Another important activity of the Commission has been the on-site visits to study, in the field, the human rights situation in the countries whose governments invited it or gave it consent to do so. In relation to those on-site trips, which have been of increasing importance in the last few years, the Commission, within the limits of its competence, made various recommendations, which in some cases led to an improvement of the human rights situation and in others, to the settlement of serious questions. Among them, the Commission made a contribution to the solution of the problem raised by the take-over of the Embassy of the Dominican Republic in Colombia by a group of insurgents with a considerable number of diplomatic hostages, should be mentioned for its importance.
In addition to presenting its annual reports to the General Assembly, many of which have contained specific recommendations on the protection of human rights, the Commission has adopted various resolutions dealing with the protection of those rights or taking up specific matters that require special treatment because of their special importance.
In the field of promotion of human rights, the Commission has issued several publications on human rights; it has awarded the Rómulo Gallegos Fellowship; and organized or co-sponsored seminars and meetings for research and diffusion of knowledge on matters related to the observance of human rights.
The Commission has also given particular importance, especially since 1978, to certain topics it has considered of the highest interest for achieving respect for, and effectiveness of human rights, and at the same time has suggested specific measures for advancing toward their full observance.
Especially important among these topics have been the disappearance of persons after detention; torture; the problems of refugees in the Americas; and economic, social, and cultural rights.
Finally, the Commission wishes to point out that a more detailed explanation of its origin and its legal bases, and the text of the instruments governing it are contained in the document “Handbook of Existing Rules Pertaining to Human Rights” (OEA/Ser.L/V/II.60, doc. 28, July 26, 1983.)
RELATIONS OF THE IACHR WITH THE INTER-AMERICAN COURT
OF HUMAN RIGHTS
During the period covered by this report, the IACHR continued to cooperate with the Inter-American Court of Human Rights.
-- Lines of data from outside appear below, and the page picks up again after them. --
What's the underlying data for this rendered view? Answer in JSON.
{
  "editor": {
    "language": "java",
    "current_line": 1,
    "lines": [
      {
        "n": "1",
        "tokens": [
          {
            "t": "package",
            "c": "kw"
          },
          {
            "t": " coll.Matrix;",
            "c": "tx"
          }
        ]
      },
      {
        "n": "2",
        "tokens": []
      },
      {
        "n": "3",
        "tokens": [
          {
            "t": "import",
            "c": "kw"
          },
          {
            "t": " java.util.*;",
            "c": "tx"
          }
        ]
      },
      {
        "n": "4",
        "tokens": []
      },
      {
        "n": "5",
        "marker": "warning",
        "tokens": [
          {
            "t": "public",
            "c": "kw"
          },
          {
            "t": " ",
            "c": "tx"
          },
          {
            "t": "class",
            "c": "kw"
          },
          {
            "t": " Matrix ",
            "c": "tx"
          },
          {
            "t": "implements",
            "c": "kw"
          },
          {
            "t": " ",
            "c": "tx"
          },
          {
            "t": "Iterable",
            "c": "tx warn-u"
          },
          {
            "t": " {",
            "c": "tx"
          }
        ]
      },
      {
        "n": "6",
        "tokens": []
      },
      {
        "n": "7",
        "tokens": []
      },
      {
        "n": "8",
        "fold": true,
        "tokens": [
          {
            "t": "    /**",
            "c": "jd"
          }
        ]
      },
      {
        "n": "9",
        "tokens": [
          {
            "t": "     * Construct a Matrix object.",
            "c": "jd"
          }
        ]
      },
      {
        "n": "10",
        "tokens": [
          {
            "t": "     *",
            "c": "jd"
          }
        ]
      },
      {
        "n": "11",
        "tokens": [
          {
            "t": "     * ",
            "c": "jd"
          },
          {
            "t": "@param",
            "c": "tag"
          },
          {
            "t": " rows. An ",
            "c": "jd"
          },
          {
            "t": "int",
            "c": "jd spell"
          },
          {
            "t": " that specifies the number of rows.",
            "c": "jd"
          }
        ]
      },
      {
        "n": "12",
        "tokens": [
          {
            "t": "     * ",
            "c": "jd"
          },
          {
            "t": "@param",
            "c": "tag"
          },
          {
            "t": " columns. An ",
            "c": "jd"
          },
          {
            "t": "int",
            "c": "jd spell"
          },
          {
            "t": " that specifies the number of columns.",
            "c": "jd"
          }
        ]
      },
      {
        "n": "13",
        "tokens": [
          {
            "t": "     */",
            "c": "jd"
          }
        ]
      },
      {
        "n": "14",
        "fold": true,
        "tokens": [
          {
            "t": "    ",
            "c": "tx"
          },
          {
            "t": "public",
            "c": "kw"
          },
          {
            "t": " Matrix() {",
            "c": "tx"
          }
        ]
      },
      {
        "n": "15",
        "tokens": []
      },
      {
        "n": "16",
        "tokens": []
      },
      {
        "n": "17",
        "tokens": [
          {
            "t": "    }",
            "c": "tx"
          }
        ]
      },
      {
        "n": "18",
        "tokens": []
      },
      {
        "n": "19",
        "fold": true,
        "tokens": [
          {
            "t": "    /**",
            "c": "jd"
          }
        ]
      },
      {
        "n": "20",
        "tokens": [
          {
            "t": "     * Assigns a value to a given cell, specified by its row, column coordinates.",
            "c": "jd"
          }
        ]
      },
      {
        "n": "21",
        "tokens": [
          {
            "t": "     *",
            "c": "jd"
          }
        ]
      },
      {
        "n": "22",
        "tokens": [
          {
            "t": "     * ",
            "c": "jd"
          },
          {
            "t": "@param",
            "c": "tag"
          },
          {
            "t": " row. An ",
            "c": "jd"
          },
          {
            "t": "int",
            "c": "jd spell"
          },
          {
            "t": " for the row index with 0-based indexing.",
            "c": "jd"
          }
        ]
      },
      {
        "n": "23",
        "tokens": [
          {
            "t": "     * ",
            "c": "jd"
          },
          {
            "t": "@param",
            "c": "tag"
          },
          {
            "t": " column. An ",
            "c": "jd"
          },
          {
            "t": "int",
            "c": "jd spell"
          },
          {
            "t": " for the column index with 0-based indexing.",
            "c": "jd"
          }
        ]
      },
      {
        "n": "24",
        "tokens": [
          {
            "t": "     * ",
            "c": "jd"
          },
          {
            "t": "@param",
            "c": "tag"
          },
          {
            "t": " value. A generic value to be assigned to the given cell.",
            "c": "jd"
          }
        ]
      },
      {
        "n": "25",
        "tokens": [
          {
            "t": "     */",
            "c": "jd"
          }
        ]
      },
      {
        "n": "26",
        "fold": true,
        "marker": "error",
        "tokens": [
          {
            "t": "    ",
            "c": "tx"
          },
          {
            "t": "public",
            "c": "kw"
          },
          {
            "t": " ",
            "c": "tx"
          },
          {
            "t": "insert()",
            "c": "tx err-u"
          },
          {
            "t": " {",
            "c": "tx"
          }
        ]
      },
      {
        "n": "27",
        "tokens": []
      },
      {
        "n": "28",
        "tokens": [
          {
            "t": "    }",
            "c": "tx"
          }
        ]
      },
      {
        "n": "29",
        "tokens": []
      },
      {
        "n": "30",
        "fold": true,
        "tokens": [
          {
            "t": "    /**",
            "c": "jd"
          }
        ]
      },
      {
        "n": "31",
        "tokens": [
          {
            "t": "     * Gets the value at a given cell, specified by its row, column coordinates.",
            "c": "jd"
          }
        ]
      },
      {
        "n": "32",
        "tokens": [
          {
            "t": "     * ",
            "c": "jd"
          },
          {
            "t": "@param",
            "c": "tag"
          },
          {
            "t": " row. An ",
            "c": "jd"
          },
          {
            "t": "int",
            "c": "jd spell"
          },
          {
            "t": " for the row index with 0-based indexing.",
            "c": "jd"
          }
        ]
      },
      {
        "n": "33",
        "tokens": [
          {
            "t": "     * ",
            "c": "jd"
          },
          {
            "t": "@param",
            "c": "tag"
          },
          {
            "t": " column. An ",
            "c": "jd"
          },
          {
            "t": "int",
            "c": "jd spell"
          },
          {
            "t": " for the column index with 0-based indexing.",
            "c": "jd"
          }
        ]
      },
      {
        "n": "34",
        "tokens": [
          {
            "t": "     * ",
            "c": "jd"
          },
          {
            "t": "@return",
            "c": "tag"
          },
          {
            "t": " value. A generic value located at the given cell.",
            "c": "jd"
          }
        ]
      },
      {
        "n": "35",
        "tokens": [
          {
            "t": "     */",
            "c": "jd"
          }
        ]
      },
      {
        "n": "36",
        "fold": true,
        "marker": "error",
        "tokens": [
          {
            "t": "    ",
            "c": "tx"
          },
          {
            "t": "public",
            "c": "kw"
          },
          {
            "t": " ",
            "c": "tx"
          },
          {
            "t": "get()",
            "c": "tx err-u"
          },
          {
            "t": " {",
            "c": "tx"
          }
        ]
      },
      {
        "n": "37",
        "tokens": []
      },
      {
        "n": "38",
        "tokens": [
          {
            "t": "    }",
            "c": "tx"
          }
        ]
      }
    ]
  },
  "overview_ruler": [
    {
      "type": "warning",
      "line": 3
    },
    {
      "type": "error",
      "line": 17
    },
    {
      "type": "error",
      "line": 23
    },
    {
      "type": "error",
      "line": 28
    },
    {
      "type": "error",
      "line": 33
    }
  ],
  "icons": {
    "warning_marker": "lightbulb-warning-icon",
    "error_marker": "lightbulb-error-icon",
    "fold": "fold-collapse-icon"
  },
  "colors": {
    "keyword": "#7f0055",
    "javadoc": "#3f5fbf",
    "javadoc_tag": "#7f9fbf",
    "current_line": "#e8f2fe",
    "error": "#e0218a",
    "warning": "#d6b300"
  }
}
During its 61st regular meeting, the Commission welcomed the President of the Inter-American Court of Human Rights, Dr. Pedro Nikken, the Vice-President, Prof. Thomas Buergenthal, and the Secretary, Dr. Charles Moyer. An important conversation was held with these gentlemen to strengthen the ties of cooperation and coordination between these two organs.
RELATIONS WITH OTHER AGENCIES OF THE
In 1983-1984, the Commission continued to cooperate in the human rights field with the Inter-American Commission of Women, the Inter-American Children’s Institute and the Inter-American Indian Institute, which are specialized organs of the OAS.
RELATIONS WITH WORLD AGENCIES OF THE SAME TYPE
Likewise, during that time the Commission continued to strengthen its cooperative ties with the United Nations’ Commission and Committee on Human Rights and the European Commission on Human Rights, through an exchange of documents and information. Worthy of special note was the visit of the Chairman of the IACHR, Ambassador César Sepúlveda, to the United Nations Human Rights Center in Geneva, Switzerland, in February 1984.